Required work: Down to the last line below, repeat the entries word for word and drop the pictures.
--- Available data Enclosed Below ---
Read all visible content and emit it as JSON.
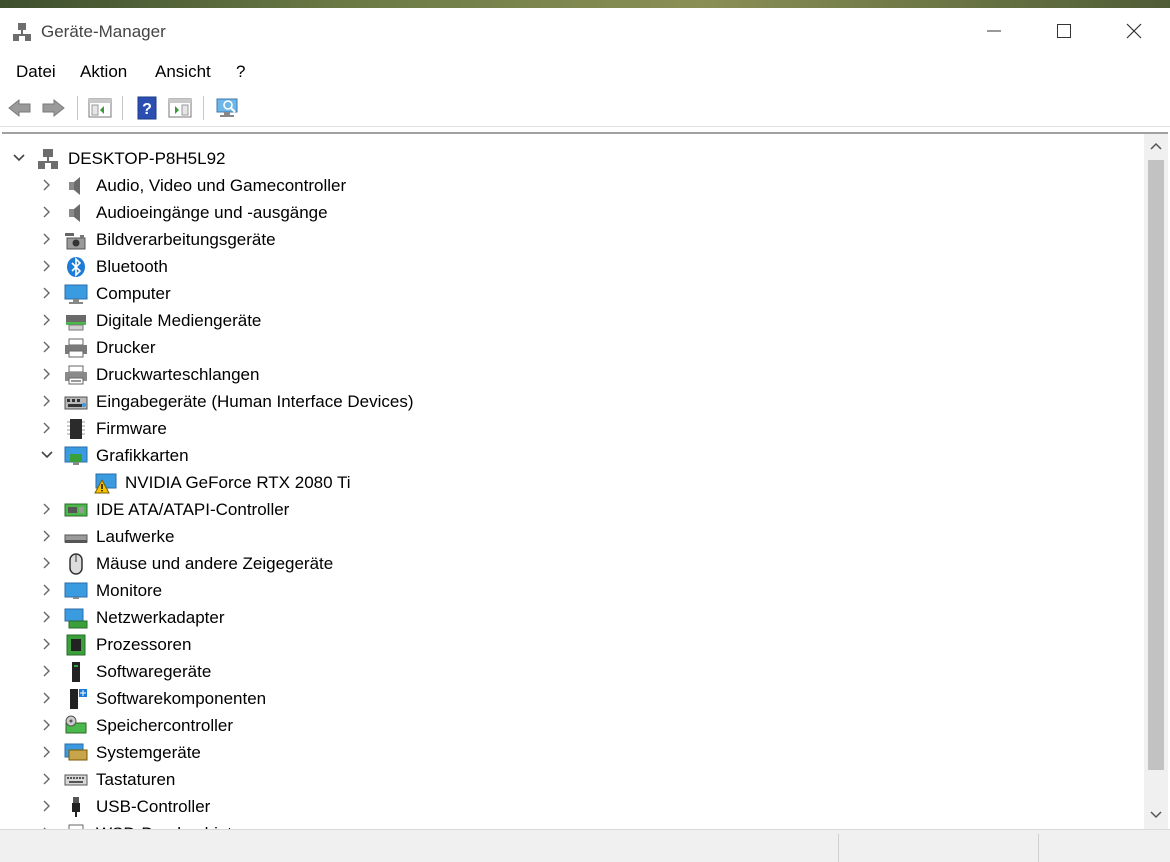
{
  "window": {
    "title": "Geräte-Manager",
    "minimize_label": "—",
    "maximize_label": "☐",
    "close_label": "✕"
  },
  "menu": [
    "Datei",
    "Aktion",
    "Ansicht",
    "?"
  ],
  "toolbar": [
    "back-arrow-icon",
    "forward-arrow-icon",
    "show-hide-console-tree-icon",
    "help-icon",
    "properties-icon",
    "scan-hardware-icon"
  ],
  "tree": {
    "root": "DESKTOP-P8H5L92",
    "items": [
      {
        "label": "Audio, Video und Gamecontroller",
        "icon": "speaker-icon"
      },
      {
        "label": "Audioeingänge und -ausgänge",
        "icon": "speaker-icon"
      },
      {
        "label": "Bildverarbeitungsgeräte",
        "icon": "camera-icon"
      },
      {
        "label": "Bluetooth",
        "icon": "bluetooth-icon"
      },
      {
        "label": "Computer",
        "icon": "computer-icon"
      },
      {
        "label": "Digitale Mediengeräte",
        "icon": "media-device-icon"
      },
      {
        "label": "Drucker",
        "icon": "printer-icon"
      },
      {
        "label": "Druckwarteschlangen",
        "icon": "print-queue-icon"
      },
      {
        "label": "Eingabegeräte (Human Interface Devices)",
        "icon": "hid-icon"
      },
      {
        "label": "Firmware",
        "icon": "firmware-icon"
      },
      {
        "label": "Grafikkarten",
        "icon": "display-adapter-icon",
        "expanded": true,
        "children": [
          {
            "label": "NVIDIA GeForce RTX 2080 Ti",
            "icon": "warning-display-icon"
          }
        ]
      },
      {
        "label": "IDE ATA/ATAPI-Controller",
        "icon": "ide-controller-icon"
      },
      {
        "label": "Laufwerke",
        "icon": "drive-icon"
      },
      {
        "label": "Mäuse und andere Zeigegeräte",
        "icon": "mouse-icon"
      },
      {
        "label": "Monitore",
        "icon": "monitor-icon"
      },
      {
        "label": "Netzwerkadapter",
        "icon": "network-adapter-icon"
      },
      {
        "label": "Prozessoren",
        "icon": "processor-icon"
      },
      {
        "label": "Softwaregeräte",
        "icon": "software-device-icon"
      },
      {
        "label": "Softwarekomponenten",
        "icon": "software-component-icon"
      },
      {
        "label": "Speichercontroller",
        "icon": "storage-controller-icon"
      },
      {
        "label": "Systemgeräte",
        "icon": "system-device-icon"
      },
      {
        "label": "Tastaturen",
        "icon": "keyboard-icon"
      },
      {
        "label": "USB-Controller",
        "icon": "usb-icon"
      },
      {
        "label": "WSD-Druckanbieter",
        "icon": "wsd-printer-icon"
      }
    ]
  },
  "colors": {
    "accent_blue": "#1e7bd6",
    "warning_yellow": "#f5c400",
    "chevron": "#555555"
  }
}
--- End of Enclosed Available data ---
Written response:
Read all visible content and emit it as JSON.
{
  "window": {
    "title": "Geräte-Manager",
    "minimize_label": "—",
    "maximize_label": "☐",
    "close_label": "✕"
  },
  "menu": [
    "Datei",
    "Aktion",
    "Ansicht",
    "?"
  ],
  "toolbar": [
    "back-arrow-icon",
    "forward-arrow-icon",
    "show-hide-console-tree-icon",
    "help-icon",
    "properties-icon",
    "scan-hardware-icon"
  ],
  "tree": {
    "root": "DESKTOP-P8H5L92",
    "items": [
      {
        "label": "Audio, Video und Gamecontroller",
        "icon": "speaker-icon"
      },
      {
        "label": "Audioeingänge und -ausgänge",
        "icon": "speaker-icon"
      },
      {
        "label": "Bildverarbeitungsgeräte",
        "icon": "camera-icon"
      },
      {
        "label": "Bluetooth",
        "icon": "bluetooth-icon"
      },
      {
        "label": "Computer",
        "icon": "computer-icon"
      },
      {
        "label": "Digitale Mediengeräte",
        "icon": "media-device-icon"
      },
      {
        "label": "Drucker",
        "icon": "printer-icon"
      },
      {
        "label": "Druckwarteschlangen",
        "icon": "print-queue-icon"
      },
      {
        "label": "Eingabegeräte (Human Interface Devices)",
        "icon": "hid-icon"
      },
      {
        "label": "Firmware",
        "icon": "firmware-icon"
      },
      {
        "label": "Grafikkarten",
        "icon": "display-adapter-icon",
        "expanded": true,
        "children": [
          {
            "label": "NVIDIA GeForce RTX 2080 Ti",
            "icon": "warning-display-icon"
          }
        ]
      },
      {
        "label": "IDE ATA/ATAPI-Controller",
        "icon": "ide-controller-icon"
      },
      {
        "label": "Laufwerke",
        "icon": "drive-icon"
      },
      {
        "label": "Mäuse und andere Zeigegeräte",
        "icon": "mouse-icon"
      },
      {
        "label": "Monitore",
        "icon": "monitor-icon"
      },
      {
        "label": "Netzwerkadapter",
        "icon": "network-adapter-icon"
      },
      {
        "label": "Prozessoren",
        "icon": "processor-icon"
      },
      {
        "label": "Softwaregeräte",
        "icon": "software-device-icon"
      },
      {
        "label": "Softwarekomponenten",
        "icon": "software-component-icon"
      },
      {
        "label": "Speichercontroller",
        "icon": "storage-controller-icon"
      },
      {
        "label": "Systemgeräte",
        "icon": "system-device-icon"
      },
      {
        "label": "Tastaturen",
        "icon": "keyboard-icon"
      },
      {
        "label": "USB-Controller",
        "icon": "usb-icon"
      },
      {
        "label": "WSD-Druckanbieter",
        "icon": "wsd-printer-icon"
      }
    ]
  },
  "colors": {
    "accent_blue": "#1e7bd6",
    "warning_yellow": "#f5c400",
    "chevron": "#555555"
  }
}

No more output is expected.